One of their best closes the first half of Document and the reason for this review. “It’s The End of The World As We Know It (And I Feel Fine)” is a classic all-around and a just a fun tune. How Stipe manages those rapid lyrics on stage must be something to witness. Indeed, it often felt like the end of the world during the Cold War of the 80s and even more so today. A thoroughly enjoyable song that resonates over the last 30 years and more.
“The One I Love” another popular R.E.M. song opens the second half of Document and now I know why “Welcome to the Occupation” sounds so familiar. Similar in nature, “The One I Love” clearly wins the popularity contest and a song that probably ranks in a Top 10 of the most dedicated anthems, between couples, ever.
Feel free to stop listening or take the sad descent in obscurity as Document jumps off a cliff from here on out. “Fireplace” sounds like filler, is filler and should have been left on the cutting room floor. Silly, stupid saxophone on this one. Whole thing is weird.
“Lightnin’ Hopkins” starts well, with a solid drum groove but really not sure what Stipe has done with his voice. A bit of Switchfoot echoes here (perhaps the other way around as R.E.M. was already well established so maybe Switchfoot sounds like R.E.M!), but the vocals really annoy, and ultimately the repetitive melody gets old. I’ll give Mills credit on the bass, a fun incantation if you must.
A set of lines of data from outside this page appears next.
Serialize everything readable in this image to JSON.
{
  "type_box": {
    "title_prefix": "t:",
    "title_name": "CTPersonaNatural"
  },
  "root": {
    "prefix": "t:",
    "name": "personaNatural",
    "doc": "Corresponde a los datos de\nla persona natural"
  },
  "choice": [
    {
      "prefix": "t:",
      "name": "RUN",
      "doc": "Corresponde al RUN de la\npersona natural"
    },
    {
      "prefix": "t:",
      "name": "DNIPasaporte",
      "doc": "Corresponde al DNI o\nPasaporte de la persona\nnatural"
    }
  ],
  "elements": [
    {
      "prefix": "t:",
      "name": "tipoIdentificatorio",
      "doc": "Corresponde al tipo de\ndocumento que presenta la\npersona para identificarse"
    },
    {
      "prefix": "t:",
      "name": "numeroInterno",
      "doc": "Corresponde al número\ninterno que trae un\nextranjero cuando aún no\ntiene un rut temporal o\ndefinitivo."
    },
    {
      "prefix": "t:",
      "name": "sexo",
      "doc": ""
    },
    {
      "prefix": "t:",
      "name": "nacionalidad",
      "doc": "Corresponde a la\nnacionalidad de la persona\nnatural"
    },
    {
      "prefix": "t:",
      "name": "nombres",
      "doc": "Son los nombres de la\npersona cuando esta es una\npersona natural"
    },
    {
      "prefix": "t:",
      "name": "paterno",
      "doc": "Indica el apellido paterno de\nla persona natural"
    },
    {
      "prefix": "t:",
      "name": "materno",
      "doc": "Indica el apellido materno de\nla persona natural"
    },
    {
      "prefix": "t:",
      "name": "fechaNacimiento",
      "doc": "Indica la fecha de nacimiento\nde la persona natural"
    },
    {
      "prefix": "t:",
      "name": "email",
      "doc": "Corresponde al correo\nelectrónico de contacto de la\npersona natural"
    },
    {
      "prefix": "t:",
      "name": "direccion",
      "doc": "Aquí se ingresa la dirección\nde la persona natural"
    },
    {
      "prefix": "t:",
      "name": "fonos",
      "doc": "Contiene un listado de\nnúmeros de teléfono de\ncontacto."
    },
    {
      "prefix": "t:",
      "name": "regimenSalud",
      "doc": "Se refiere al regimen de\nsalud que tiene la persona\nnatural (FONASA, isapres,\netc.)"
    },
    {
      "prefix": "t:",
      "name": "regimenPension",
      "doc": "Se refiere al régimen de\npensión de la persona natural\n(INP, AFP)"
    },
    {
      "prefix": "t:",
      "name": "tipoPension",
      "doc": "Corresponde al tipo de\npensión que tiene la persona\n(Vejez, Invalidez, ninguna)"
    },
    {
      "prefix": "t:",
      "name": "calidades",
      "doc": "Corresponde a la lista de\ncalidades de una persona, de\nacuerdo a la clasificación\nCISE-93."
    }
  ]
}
“King of Birds” bores a little but the dulcimer played by Buck offers a unique character to the song that actually might prove fruitful over time. Finally “Oddfellows Local 151” closes Document and prevents the second side from turning into a total letdown by contributing a solid methodical rock tune, enhanced by a serious overtone, amplified by Buck’s guitar and Berry’s structured drum tempo.
R.E.M. enjoyed a storied career, cut short by their own accord, and done their own way. They didn’t hang on too long but long enough. Document was one of 15 studio albums and gave R.E.M their first Top 10 single with “The One I Love” and first platinum album while helping start the band’s mainstream success which exploded a few years later upon the release of “Out Of Time.”
R.E.M. Document Songs:
- Finest Worksong
- Welcome to the Occupation
- Exhuming McCarthy
- Disturbance at the Heroin House
- It’s the End of the World As We Know It (And I Feel Fine)
- The One I Love
- Lightnin’ Hopkins
- King of Birkds
- Oddfellows Local 151